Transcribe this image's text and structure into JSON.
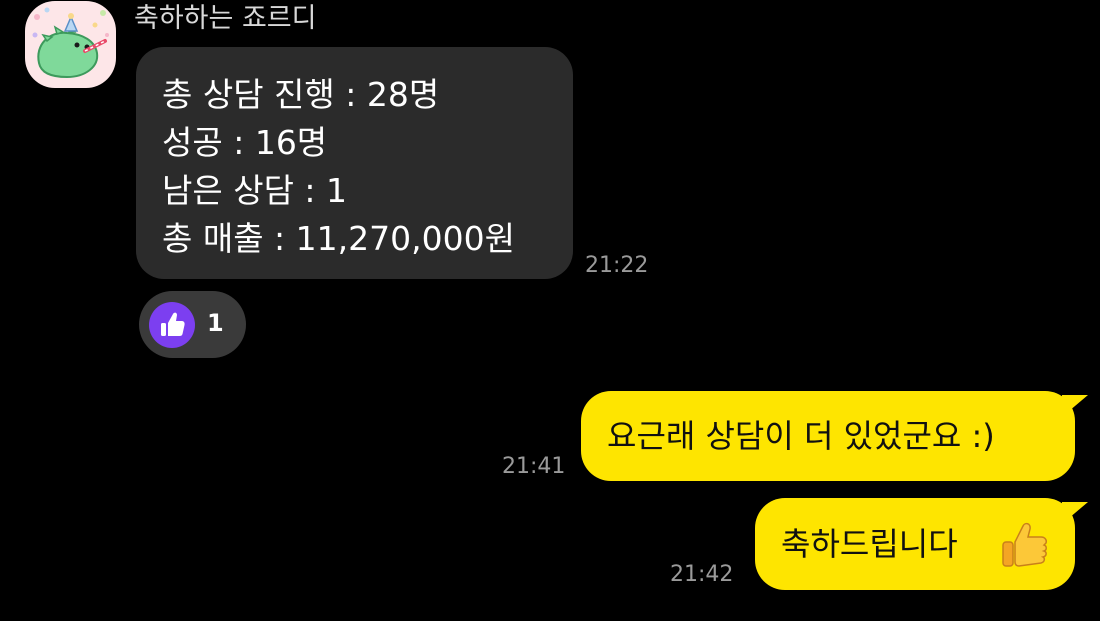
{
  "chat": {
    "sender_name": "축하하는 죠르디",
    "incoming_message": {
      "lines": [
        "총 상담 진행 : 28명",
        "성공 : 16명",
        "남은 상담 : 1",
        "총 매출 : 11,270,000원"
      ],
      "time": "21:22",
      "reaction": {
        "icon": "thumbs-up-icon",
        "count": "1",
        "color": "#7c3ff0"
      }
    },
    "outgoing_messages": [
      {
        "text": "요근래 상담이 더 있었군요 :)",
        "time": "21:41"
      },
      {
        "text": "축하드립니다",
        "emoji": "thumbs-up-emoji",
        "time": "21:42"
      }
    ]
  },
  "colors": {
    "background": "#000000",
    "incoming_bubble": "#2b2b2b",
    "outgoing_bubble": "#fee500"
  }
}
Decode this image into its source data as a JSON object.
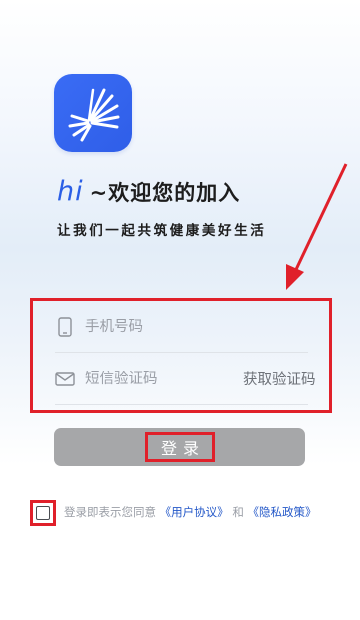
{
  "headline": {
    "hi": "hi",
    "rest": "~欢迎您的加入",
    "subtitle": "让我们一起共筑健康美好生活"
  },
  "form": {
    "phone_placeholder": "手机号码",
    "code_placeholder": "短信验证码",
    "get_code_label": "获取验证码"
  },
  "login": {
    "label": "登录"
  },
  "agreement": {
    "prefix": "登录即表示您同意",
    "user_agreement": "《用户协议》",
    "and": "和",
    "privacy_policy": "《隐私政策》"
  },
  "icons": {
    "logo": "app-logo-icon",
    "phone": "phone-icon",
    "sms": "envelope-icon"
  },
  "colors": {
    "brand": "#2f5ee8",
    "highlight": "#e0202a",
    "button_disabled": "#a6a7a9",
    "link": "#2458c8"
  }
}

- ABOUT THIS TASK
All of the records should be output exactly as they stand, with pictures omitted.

- RESULT OF THIS EXERCISE
Transcribe this image's text and structure into JSON.
{
  "chat": {
    "sender_name": "축하하는 죠르디",
    "incoming_message": {
      "lines": [
        "총 상담 진행 : 28명",
        "성공 : 16명",
        "남은 상담 : 1",
        "총 매출 : 11,270,000원"
      ],
      "time": "21:22",
      "reaction": {
        "icon": "thumbs-up-icon",
        "count": "1",
        "color": "#7c3ff0"
      }
    },
    "outgoing_messages": [
      {
        "text": "요근래 상담이 더 있었군요 :)",
        "time": "21:41"
      },
      {
        "text": "축하드립니다",
        "emoji": "thumbs-up-emoji",
        "time": "21:42"
      }
    ]
  },
  "colors": {
    "background": "#000000",
    "incoming_bubble": "#2b2b2b",
    "outgoing_bubble": "#fee500"
  }
}
Decode this image into its source data as a JSON object.
{
  "headline": {
    "hi": "hi",
    "rest": "~欢迎您的加入",
    "subtitle": "让我们一起共筑健康美好生活"
  },
  "form": {
    "phone_placeholder": "手机号码",
    "code_placeholder": "短信验证码",
    "get_code_label": "获取验证码"
  },
  "login": {
    "label": "登录"
  },
  "agreement": {
    "prefix": "登录即表示您同意",
    "user_agreement": "《用户协议》",
    "and": "和",
    "privacy_policy": "《隐私政策》"
  },
  "icons": {
    "logo": "app-logo-icon",
    "phone": "phone-icon",
    "sms": "envelope-icon"
  },
  "colors": {
    "brand": "#2f5ee8",
    "highlight": "#e0202a",
    "button_disabled": "#a6a7a9",
    "link": "#2458c8"
  }
}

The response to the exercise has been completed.